2:01 It's so fast, really, that you probably wouldn't actually visually tell but like I said, if you can take it down from 300, what are we looking at here?
2:10 We're looking at quite a bit here, 750, this is the one that probably matters. 350 milliseconds, that is a lot of time.
2:18 What if it's something interactive in real time, like a webapp for example. Let's try again. Now look at this.
2:25 This part actually stepped up and got in the way of this. It used to be those were next to each other, and why? 'Cause that got way, way better.
2:34 So let's go down here and print this out. I'm going to delete this CSV row, there's not a lot we can do about that for the moment.
2:42 Look at this; 350 to 159. That's more than 50% reduction, just by looking at the way we're creating or reading our data, and working like this, right?
2:54 We don't need to load and parse that other data. We could actually go and simplify our original data source,
2:59 really, but that probably doesn't make a lot of sense. This is probably the way to do it. So we used profiling to say,
3:07 well, this function is where we're spending so much time. If we look at the other ones, look at the part where our code is running,
3:14 this next and sorted, like this stuff we don't control, these are the other important ones, but they're like 20 milliseconds for 100,
3:23 so that's one fifth of one millisecond? .21? .21 milliseconds? That's fast enough, alright? We probably just don't care to optimize that any faster,
3:37 and you know, we look at that code, we look at that code down here, like, you could try some stuff to try to make it faster, right,
3:47 we could maybe store our data re-sorted based on some condition, right, like we pre-sort this on the max, maybe it's less sorting for the min,
3:58 you know certainly this one would be crazy fast, how much better can we make it, right? If it's .2 milliseconds and we make it .18 milliseconds,
4:07 no one's going to know. Especially when you look at the fact that there's a total of 600 milliseconds in this whole experience,
4:16 so really, this is probably as good as it's going to get. The other thing we can do, the final thing we can do,
4:22 and just notice that we're still spending a very large portion, five sixths out of that, whatever that is,
4:30 a very large portion of our time in this init function. Because we happen to be calling it over and over. So now that we've got it's individual run
4:38 at about as good as we're going to get, let's just add one more thing. Super simple, like, hey, have you already initialized it?
4:48 We're just going to keep the data, it's unlikely to have changed since then. Now we run it, and we get different answers still.
4:55 It's now down to these three that are the actual slow ones. But like I said, I don't think we can optimize that any faster.
5:04 Here's the research.init, and that's six milliseconds. I don't think we can do better than that. We're loading a pretty large text file and parsing it;
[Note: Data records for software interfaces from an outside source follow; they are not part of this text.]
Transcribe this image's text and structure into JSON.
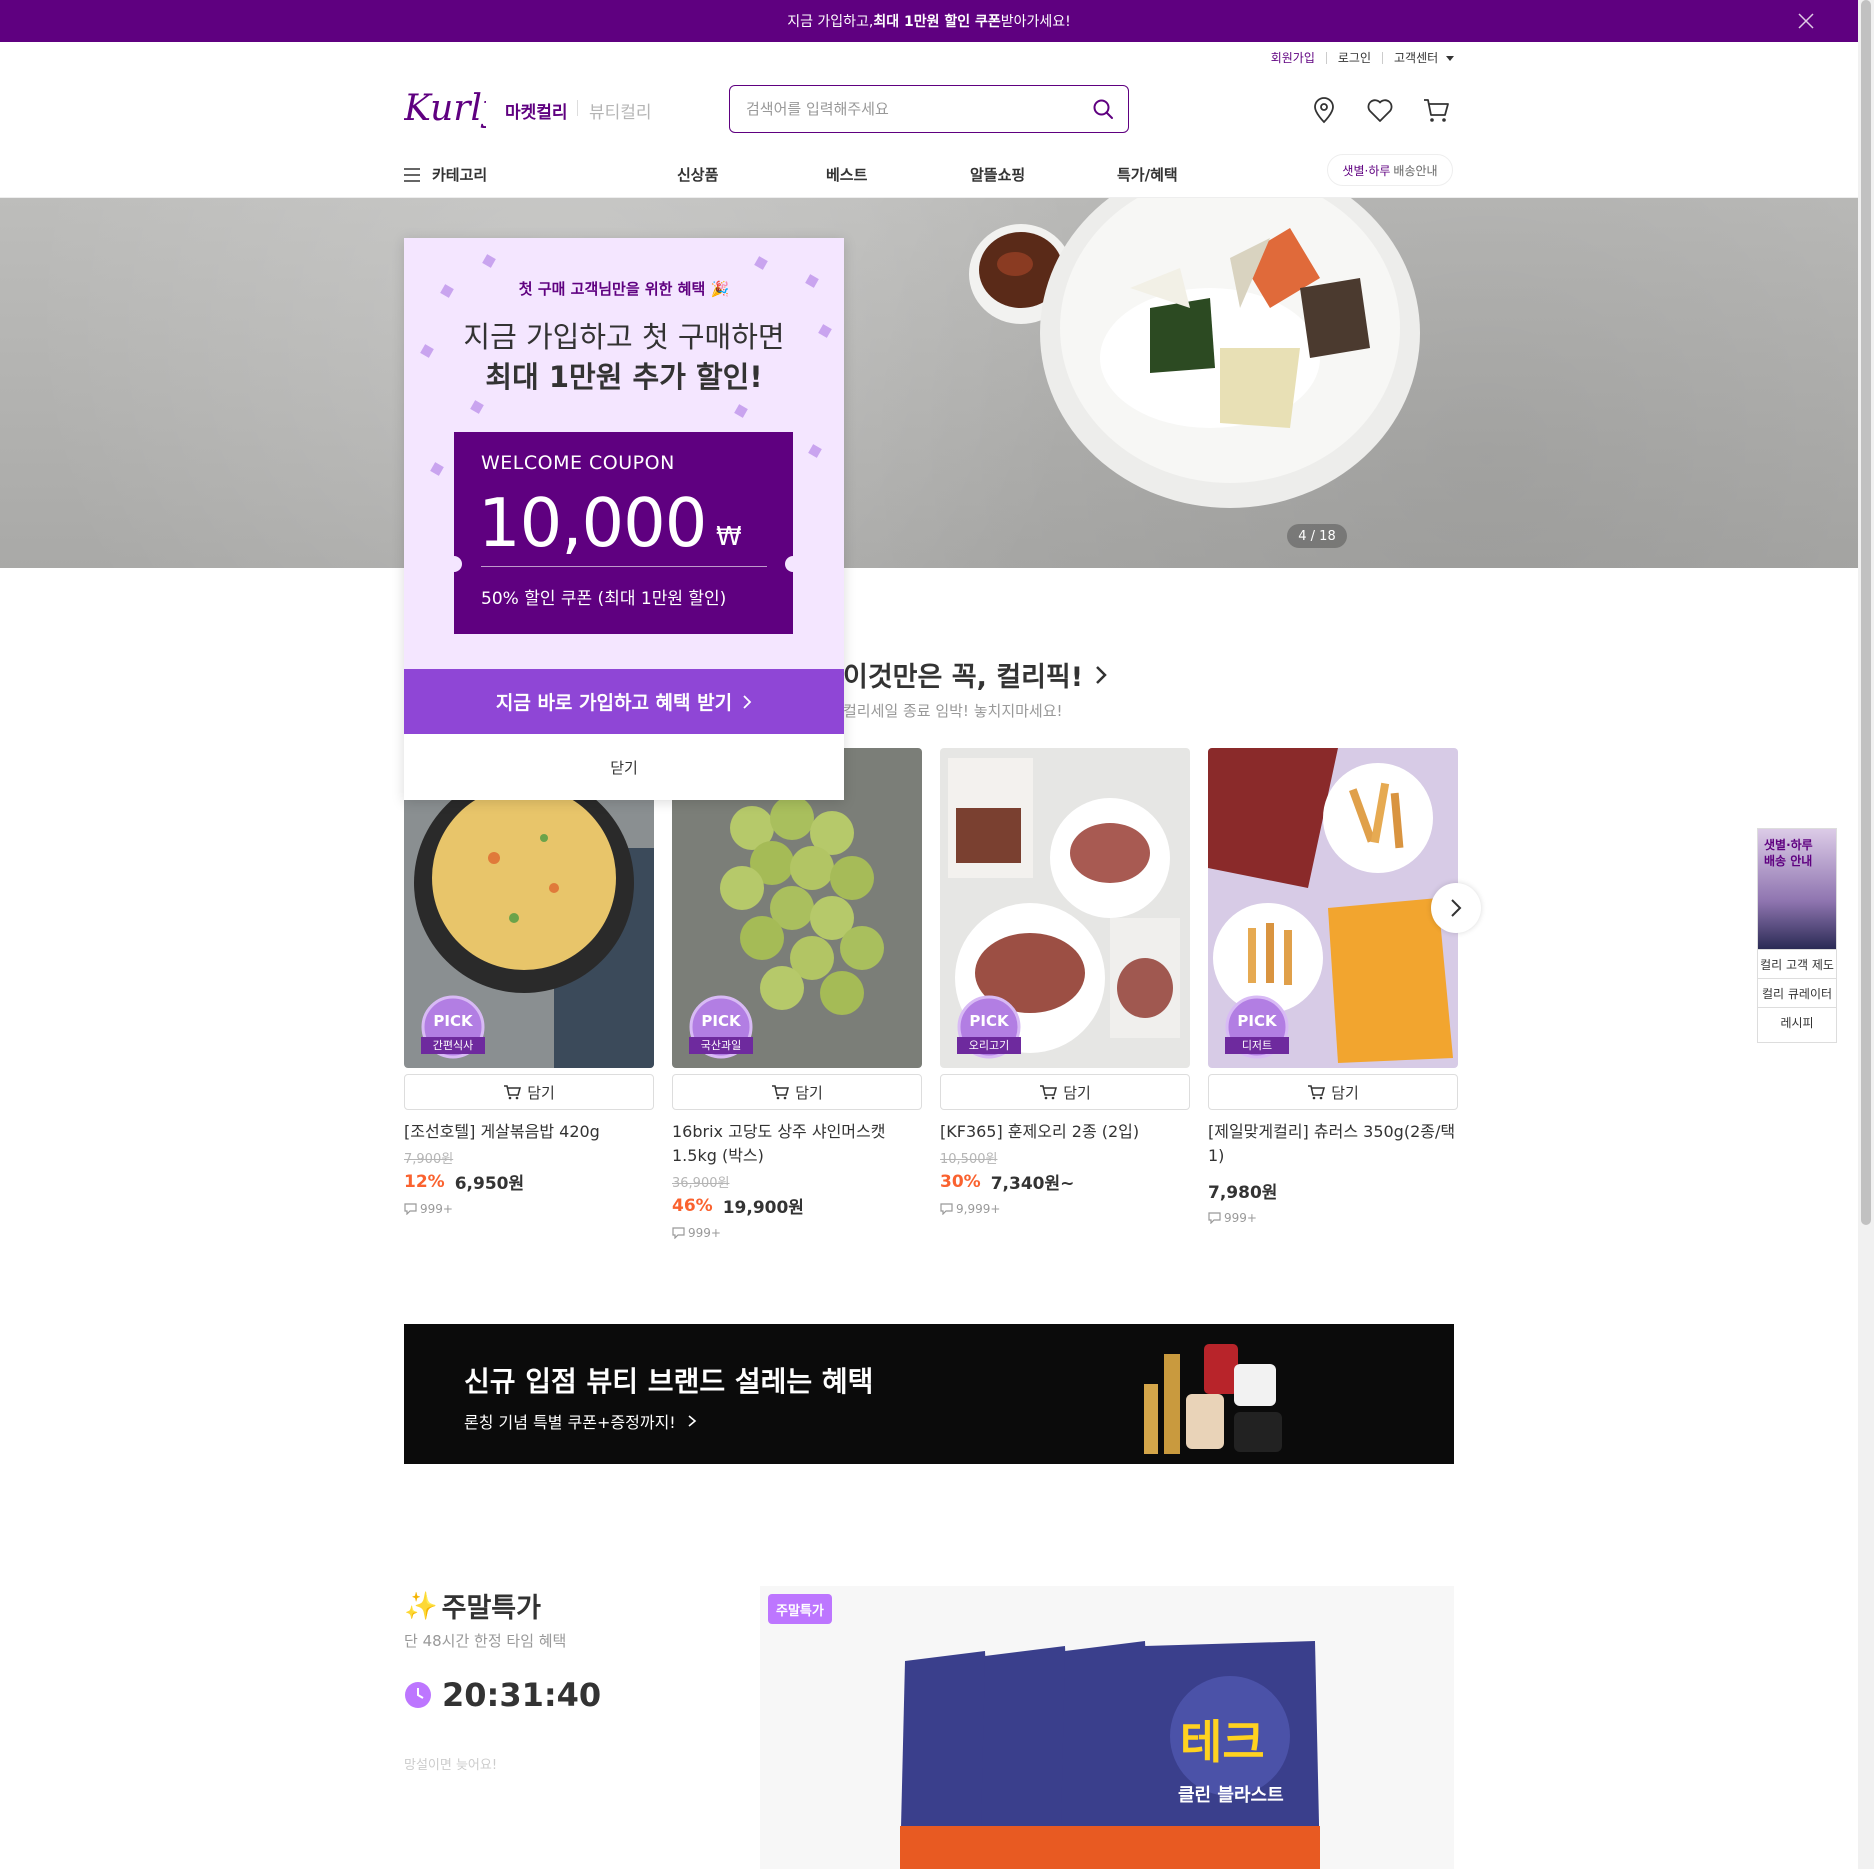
{
  "top_banner": {
    "text_prefix": "지금 가입하고, ",
    "text_bold": "최대 1만원 할인 쿠폰",
    "text_suffix": " 받아가세요!"
  },
  "header": {
    "util_links": [
      "회원가입",
      "로그인",
      "고객센터"
    ],
    "brand": "Kurly",
    "market_tab": "마켓컬리",
    "beauty_tab": "뷰티컬리",
    "search_placeholder": "검색어를 입력해주세요"
  },
  "gnb": {
    "category_label": "카테고리",
    "menu": [
      "신상품",
      "베스트",
      "알뜰쇼핑",
      "특가/혜택"
    ],
    "delivery_em": "샛별·하루",
    "delivery_label": "배송안내"
  },
  "hero": {
    "counter": "4 / 18"
  },
  "popup": {
    "eyebrow": "첫 구매 고객님만을 위한 혜택 🎉",
    "headline_line1": "지금 가입하고 첫 구매하면",
    "headline_line2": "최대 1만원 추가 할인!",
    "coupon_label": "WELCOME COUPON",
    "coupon_amount": "10,000",
    "coupon_currency": "₩",
    "coupon_desc": "50% 할인 쿠폰 (최대 1만원 할인)",
    "cta": "지금 바로 가입하고 혜택 받기",
    "close": "닫기"
  },
  "picks": {
    "title": "이것만은 꼭, 컬리픽!",
    "subtitle": "컬리세일 종료 임박! 놓치지마세요!",
    "badge_text": "PICK",
    "cart_label": "담기",
    "products": [
      {
        "name": "[조선호텔] 게살볶음밥 420g",
        "tag": "간편식사",
        "original_price": "7,900원",
        "discount": "12%",
        "price": "6,950원",
        "reviews": "999+"
      },
      {
        "name": "16brix 고당도 상주 샤인머스캣 1.5kg (박스)",
        "tag": "국산과일",
        "original_price": "36,900원",
        "discount": "46%",
        "price": "19,900원",
        "reviews": "999+"
      },
      {
        "name": "[KF365] 훈제오리 2종 (2입)",
        "tag": "오리고기",
        "original_price": "10,500원",
        "discount": "30%",
        "price": "7,340원~",
        "reviews": "9,999+"
      },
      {
        "name": "[제일맞게컬리] 츄러스 350g(2종/택 1)",
        "tag": "디저트",
        "original_price": "",
        "discount": "",
        "price": "7,980원",
        "reviews": "999+"
      }
    ]
  },
  "beauty_banner": {
    "title": "신규 입점 뷰티 브랜드 설레는 혜택",
    "subtitle": "론칭 기념 특별 쿠폰+증정까지!"
  },
  "weekend": {
    "title": "주말특가",
    "subtitle": "단 48시간 한정 타임 혜택",
    "timer": "20:31:40",
    "note": "망설이면 늦어요!",
    "badge": "주말특가",
    "product_brand": "테크",
    "product_line": "클린 블라스트"
  },
  "side_banner": {
    "image_text": "샛별·하루\n배송 안내",
    "links": [
      "컬리 고객 제도",
      "컬리 큐레이터",
      "레시피"
    ]
  },
  "colors": {
    "brand_purple": "#5f0080",
    "cta_purple": "#8f46d6",
    "discount_orange": "#fa622f",
    "popup_bg": "#f4e6ff"
  }
}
5:13 six milliseconds, we're going to be happy with that. So you can see how we went through this process of iteration with profiling,
5:19 to actually come to make our code much, much faster. It used to take almost half a second, now it takes 55 milliseconds.
5:28 And that's actually to call it, how many times did we call it, 100 times, is that what I said?
5:34 Yeah, so in the end we're sort of running the whole program 100 times and we've got it down to 55 milliseconds.
5:40 Less than one millisecond to run that whole analysis; load that file, do that, and so on. That's not quite right because
5:47 we're only technically loading parts of the file once, and caching that, right, but you can see how we go through this process
5:53 to really look at where our code is slow, think about why it's slow, and whether or not we can change it. Sometimes we could, parse row,
6:02 other times, hot days, cold days, wet days, we're kind of there, like, there's not a whole lot more we can do. If we want that to be faster,
6:08 maybe we have to pre-compute those and store them, like, basically cache the result of that cold days list and so on.
6:16 But that's, that adds a bunch of complexity and it's just not worth it here.